Saturday, October 31, 2009

Blocking, Filtering, and Possibilitites

I'm frustrated with my school and my district.

My frustration with the district lies in blocked sites:
  • Twitter
  • Vimeo
  • You Tube
  • iTunes Radio
And those are just the sites that I'd like to use on a regular basis, not sites that appear on searches that have something I could use. I understand the need to block bandwidth hogging sites like Pandora and iTunes Radio. However, why can't we give access to everyone, at least teachers, for video sites and professional development sites that will help educate our children?

My frustration with my school lies in parental controls in place. There is a list of about 30 sites that students have access to. The best part is that Google search is blocked. Let me repeat that. Google search is blocked. Now, I understand that there are other search engines out there. Those should be taught. The world uses Google and students should be taught how to use Google search effectively.

The biggest problem is that any sites that teachers want students to use are blocked.
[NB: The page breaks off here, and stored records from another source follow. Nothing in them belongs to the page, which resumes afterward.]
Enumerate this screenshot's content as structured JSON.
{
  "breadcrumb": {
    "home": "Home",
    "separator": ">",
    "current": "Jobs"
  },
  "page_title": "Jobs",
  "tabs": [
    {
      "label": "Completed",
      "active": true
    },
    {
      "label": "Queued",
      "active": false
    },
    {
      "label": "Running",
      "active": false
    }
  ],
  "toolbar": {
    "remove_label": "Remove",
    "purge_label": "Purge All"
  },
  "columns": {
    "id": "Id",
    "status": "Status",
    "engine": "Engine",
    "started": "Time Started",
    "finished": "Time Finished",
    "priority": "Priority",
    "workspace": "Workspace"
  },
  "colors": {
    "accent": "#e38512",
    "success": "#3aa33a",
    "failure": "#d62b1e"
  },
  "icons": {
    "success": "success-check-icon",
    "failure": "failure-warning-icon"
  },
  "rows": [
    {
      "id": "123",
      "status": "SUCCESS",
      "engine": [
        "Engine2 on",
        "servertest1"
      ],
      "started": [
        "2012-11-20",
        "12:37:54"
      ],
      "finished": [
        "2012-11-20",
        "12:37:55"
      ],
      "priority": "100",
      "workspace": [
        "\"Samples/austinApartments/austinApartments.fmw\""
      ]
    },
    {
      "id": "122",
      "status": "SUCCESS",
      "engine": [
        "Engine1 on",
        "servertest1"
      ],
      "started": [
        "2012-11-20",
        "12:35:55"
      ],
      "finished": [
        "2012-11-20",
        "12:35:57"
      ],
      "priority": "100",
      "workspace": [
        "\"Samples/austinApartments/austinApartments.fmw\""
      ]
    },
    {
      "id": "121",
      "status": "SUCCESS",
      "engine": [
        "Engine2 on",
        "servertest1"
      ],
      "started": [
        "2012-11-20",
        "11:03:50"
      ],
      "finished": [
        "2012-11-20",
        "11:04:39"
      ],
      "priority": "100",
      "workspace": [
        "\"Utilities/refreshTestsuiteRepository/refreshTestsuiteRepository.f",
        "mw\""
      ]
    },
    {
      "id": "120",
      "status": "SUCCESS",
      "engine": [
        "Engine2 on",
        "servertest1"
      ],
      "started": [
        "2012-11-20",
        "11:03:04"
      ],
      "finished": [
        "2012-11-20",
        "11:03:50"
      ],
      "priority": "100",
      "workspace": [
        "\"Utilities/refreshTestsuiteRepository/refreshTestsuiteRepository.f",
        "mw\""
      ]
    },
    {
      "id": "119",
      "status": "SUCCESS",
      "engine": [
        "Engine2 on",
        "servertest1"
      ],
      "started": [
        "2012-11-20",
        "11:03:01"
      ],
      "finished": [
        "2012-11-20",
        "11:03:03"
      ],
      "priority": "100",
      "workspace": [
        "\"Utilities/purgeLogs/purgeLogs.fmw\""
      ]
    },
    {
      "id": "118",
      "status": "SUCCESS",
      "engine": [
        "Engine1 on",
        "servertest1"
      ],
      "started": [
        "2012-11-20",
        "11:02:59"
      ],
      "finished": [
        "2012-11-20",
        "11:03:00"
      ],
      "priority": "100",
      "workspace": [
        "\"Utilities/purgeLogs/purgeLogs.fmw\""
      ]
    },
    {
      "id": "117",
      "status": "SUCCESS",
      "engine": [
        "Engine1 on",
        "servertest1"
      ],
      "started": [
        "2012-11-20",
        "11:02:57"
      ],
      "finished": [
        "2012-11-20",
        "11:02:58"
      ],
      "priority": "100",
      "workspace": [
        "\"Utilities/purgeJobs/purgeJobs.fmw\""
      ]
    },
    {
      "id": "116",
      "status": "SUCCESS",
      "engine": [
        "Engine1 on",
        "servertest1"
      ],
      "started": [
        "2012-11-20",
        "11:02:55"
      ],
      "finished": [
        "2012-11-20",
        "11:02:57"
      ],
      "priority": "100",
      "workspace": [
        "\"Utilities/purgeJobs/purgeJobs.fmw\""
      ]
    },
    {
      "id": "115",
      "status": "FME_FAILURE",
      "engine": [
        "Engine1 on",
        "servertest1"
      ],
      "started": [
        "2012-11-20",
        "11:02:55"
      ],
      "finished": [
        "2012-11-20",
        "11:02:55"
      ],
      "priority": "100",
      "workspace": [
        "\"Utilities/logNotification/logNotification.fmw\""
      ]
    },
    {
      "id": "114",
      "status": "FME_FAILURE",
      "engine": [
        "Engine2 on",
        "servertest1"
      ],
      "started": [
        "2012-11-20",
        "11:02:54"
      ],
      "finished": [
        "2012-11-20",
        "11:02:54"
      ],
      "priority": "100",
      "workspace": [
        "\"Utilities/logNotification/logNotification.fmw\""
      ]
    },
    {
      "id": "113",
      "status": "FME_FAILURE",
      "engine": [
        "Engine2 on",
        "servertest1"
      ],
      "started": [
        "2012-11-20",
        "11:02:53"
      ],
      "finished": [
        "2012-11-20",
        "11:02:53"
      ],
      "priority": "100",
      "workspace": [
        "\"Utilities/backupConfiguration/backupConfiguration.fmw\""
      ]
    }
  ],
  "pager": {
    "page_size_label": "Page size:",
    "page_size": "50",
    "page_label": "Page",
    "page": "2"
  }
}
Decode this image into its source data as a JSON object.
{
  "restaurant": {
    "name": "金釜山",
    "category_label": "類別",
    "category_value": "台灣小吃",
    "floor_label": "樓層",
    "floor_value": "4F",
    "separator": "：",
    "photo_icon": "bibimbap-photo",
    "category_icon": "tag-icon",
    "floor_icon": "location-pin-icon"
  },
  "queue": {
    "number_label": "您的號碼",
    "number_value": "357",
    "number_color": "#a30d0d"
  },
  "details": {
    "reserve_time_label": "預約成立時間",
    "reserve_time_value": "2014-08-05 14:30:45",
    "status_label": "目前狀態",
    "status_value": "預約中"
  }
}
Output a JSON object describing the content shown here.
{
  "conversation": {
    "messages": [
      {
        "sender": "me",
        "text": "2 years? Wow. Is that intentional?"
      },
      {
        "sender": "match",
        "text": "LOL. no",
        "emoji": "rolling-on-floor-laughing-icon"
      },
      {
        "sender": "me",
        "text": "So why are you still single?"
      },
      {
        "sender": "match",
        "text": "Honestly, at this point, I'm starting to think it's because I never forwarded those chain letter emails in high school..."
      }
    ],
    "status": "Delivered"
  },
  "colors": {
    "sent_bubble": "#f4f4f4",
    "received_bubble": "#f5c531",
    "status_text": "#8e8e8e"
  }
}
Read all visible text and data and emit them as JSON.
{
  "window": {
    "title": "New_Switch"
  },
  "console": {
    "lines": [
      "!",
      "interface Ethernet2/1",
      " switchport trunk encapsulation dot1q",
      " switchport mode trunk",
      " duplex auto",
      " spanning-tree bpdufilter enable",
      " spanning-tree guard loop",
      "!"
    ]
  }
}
Teachers have go through our tech person or our media specialist to add sites to the student accounts. So, when I tried to let students use Edmodo in my room, they couldn't. Its a perfect educational tool but it was blocked because it wasn't being used in the media class. Talk about a way to ruin a lesson plan.

Here's my biggest frustration: our school can differentiate teacher accounts and student accounts. However, at at district level, teachers and students are treated the same. That's right, our teachers have the same trust level at a district level that our students do. We can't fire students. We can fire teachers if they can't handle the ability to use Twitter and You Tube.

It can't be that hard to give different access levels to different types of people.

And this gets me to possibilities. What would my teaching look like if I was able to use Twitter, Vimeo, You Tube, iTunes Radio and other search results? Would I be a better teacher? Would I have a bigger impact on my studentss? Would my students be better writers. I might never know.

2 comments:

Dan McGuire said...

Why is Twitter not allowed for a teacher? It uses no bandwidth and automatically records everything that's posted?

Knaus said...

@sabier I was told there are issues in high schools with student abuse. We must TEACH acceptable use! Take away logins if it's abused. ARGH!